However, some national competition authorities have more flexibility as to where they direct their efforts. The UK, for example, has a voluntary merger reporting regime, under which there is no hard obligation on firms to notify their transactions to the CMA. This gives the CMA more discretion as to which mergers it chooses to investigate. Moreover, the CMA – alongside a handful of other European competition authorities in Italy, Romania, Greece and Iceland – has wide-ranging investigation powers that allow it to make targeted interventions to boost competition in markets even where there have been no breaches of competition law. In practice, the CMA has made limited use of this tool in the last five years (perhaps out of wariness, after completing two heavy-going market investigations into the energy and retail banking sectors in 2016 and 2017). This year, however, could mark a new chapter for UK competition policy, with a new chair and interim chief executive having taken up their posts at the CMA in recent months. And with the UK government publicly pressurising the CMA to ensure that tax cuts designed to mitigate inflationary pressures on businesses are swiftly passed on to customers, a revival of the CMA’s market investigations regime could be on the cards.
Elsewhere in Europe moves are afoot to arm competition authorities with investigatory tools similar to those of the CMA. The EC itself got the ball rolling in 2020, with proposals for a New Competition Tool (NCT) that would allow it to intervene in markets pre-emptively to improve competition, rather than having to wait for a formal breach of competition law. These proposals met resistance, with concerns expressed that there was not a strong legal basis to give the EC these powers under the current treaties governing its operation. However, it is possible that they could resurface with the intensification of the cost-of-living crisis and calls for a more joined-up EU-wide response.

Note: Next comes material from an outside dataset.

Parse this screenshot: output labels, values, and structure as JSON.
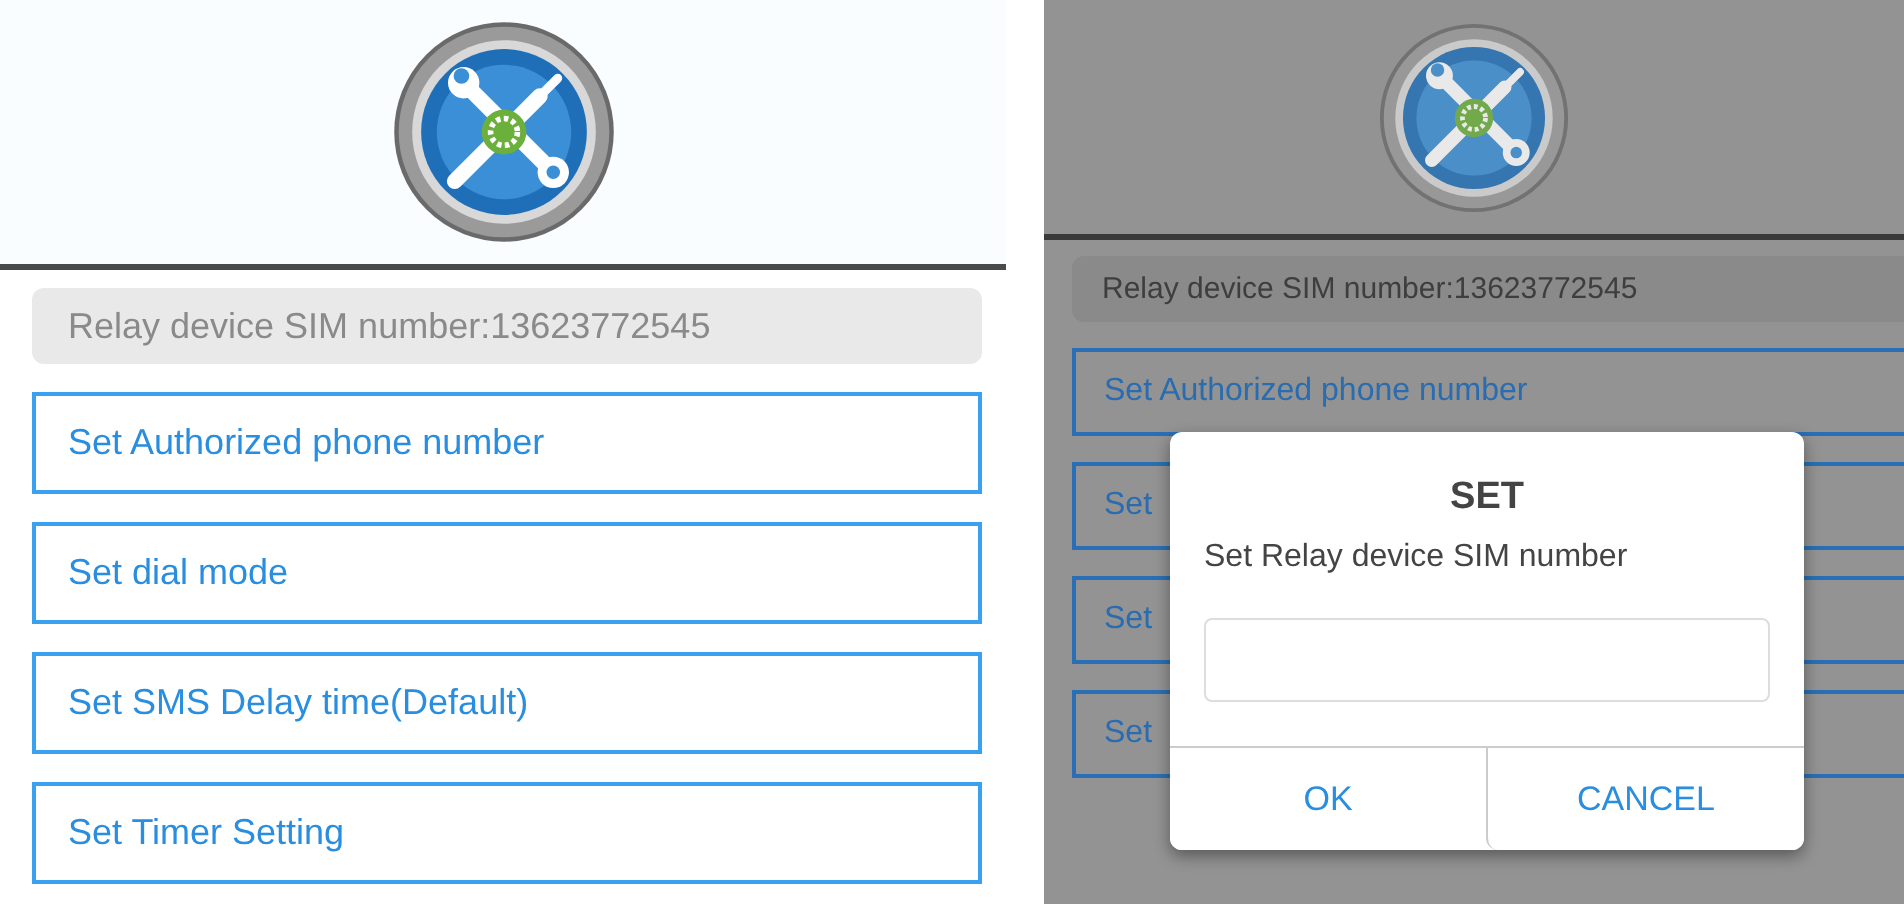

In any event, national competition authorities are now picking up the baton. In Germany concerns about a decoupling of prices charged at the petrol pump from the crude oil price in the aftermath of Russia's attack on Ukraine have led to calls for the Federal Cartel Office (FCO) to be handed investigatory powers similar to those held by the CMA. The FCO has already published an interim report into the operation of refineries in Germany and the pass-through of costs to consumers, while moves are underway to update German competition law to give the office more powers to intervene off the back of its findings. With Europe’s most powerful economy revamping its competition regime to respond to the crisis, it will be intriguing to see whether others follow.
Click here to read about Antitrust's digital revolution, the rise and rise of collective actions and Subsidy control